Lacking a sweet tooth could be genetic — and it could hold the key to fighting obesity.
In 2013, the American Medical Association formally added obesity to its list of diseases. But long before the condition was recognized as an illness, the world’s pharmaceutical companies have been searching for a cure.
Obesity is often attributed to simple science: eat too much and exercise too little, and you’re bound to gain weight. But newer research suggests that a gene variant may be to blame for the millions of Americans who tend to pack on the pounds. Just as there is a seemingly genetic predisposition to obesity, researchers have found a genetic predisposition to avoiding obesity. It’s a rare genetic mutation called essential fructosuria and only 1 in 300,000 people are carriers.
As humans, we’re unable to make fructose — a natural sugar found in fruits, vegetables and honey — on our own. We acquire it from various foods and drinks. Consuming too much is associated with obesity, type 2 diabetes and liver ailments like fatty liver disease.
People with essential fructosuria tend to have an aversion to sweets. They lack the primary enzyme needed to metabolize fructose, so it is excreted in their urine. As a result of their genetics, they’re less likely to develop obesity and other related health issues.
Because the anomaly is so uncommon, health researchers stumbled upon it by chance.
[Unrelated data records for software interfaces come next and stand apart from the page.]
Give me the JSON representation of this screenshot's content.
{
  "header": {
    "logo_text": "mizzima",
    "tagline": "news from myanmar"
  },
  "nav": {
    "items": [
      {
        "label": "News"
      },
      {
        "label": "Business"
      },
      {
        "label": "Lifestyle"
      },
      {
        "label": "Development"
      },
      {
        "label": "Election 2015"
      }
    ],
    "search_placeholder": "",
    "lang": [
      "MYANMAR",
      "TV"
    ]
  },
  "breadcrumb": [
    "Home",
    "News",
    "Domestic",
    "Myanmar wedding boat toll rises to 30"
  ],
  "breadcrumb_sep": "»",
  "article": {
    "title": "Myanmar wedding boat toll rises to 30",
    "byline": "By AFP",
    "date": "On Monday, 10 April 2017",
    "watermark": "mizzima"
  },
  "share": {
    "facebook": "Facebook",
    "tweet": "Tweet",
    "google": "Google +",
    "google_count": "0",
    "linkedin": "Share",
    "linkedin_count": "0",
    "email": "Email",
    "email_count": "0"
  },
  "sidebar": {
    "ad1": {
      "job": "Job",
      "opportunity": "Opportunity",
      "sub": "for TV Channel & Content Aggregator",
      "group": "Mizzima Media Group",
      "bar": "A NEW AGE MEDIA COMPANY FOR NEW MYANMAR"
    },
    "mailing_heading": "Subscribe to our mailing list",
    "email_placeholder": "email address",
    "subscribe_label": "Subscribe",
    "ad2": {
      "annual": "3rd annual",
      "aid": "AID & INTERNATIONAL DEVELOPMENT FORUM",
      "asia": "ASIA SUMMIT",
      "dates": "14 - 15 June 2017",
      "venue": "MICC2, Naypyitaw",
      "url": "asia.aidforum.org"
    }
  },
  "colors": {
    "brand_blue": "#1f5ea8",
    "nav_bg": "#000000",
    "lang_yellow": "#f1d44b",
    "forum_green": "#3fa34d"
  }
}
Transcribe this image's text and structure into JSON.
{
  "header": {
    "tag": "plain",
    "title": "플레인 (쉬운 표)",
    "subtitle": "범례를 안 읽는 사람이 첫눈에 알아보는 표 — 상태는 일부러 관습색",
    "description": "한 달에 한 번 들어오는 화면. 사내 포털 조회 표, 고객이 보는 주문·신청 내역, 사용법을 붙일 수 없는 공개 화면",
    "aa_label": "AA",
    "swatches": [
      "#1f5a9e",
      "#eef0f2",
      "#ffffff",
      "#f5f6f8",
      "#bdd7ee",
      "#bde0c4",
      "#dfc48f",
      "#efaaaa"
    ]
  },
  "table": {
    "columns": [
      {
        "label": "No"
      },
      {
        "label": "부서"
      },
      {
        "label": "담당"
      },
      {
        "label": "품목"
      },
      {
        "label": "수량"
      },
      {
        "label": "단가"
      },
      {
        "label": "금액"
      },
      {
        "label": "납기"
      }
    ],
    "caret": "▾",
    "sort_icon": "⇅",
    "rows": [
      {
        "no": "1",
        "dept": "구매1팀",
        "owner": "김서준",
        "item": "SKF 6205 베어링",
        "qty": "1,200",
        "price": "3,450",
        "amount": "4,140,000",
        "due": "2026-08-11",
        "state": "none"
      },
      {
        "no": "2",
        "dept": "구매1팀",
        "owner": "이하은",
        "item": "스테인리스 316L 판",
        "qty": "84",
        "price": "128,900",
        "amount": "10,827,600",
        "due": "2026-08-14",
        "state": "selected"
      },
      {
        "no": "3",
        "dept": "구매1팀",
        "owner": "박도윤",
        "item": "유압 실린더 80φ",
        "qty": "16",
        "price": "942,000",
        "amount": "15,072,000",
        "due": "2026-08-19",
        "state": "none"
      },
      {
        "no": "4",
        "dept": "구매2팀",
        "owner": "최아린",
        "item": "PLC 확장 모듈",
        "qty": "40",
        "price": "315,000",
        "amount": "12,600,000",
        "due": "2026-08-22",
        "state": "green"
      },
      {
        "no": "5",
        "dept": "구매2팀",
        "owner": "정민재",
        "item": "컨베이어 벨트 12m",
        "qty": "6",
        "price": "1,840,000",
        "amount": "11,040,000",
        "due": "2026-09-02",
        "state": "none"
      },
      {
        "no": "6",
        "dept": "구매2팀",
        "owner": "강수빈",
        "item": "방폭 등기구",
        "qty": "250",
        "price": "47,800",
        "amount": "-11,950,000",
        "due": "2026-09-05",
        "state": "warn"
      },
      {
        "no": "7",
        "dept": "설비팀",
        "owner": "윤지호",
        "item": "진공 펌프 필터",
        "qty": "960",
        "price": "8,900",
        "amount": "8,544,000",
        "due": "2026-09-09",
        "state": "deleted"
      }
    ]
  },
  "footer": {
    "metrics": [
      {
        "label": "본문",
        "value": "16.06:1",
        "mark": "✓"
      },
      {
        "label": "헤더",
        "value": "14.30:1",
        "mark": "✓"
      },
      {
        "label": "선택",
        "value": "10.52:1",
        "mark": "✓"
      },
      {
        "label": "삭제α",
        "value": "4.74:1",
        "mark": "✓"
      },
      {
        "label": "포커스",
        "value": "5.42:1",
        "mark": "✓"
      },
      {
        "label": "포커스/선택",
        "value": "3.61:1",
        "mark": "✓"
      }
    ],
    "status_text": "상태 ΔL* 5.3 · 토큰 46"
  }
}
Pharmaceutical giant Pfizer, the largest U.S. drug maker, has been unable to track down a single carrier of the mutation in its quest to develop new treatments for obesity. Despite its rarity, researchers are eager to study essential fructosuria. The mutation could uncover new drug options for people struggling with the disease.
The fructose connection
The University of Denver has pioneered the idea of curbing fructose metabolism to prevent disease. Scientist Richard Johnson discovered that mice without the fructokinase enzyme had lower blood glucose and insulin levels and gained less excess weight compared to those with the enzyme, while eating a high-fructose diet.
Johnson’s discovery was confirmed by two University of California at Davis scientists, Kimber Stanhope and Peter Havel. Their research, published in the Journal of Clinical Investigation, showed that fructose was associated with weight gain and increased the risk factors of metabolic syndrome in humans. These findings were pivotal in changing the way many scientists looked at fructose and its connection to problematic health issues.
The simplest way to fight obesity
Researchers believe that the essential fructosuria anomaly could have a major clinical impact on the world’s obesity rates. But if you’re not a carrier and don’t want to wait for an effective treatment, abstaining from sugar can help combat the disease and its complications.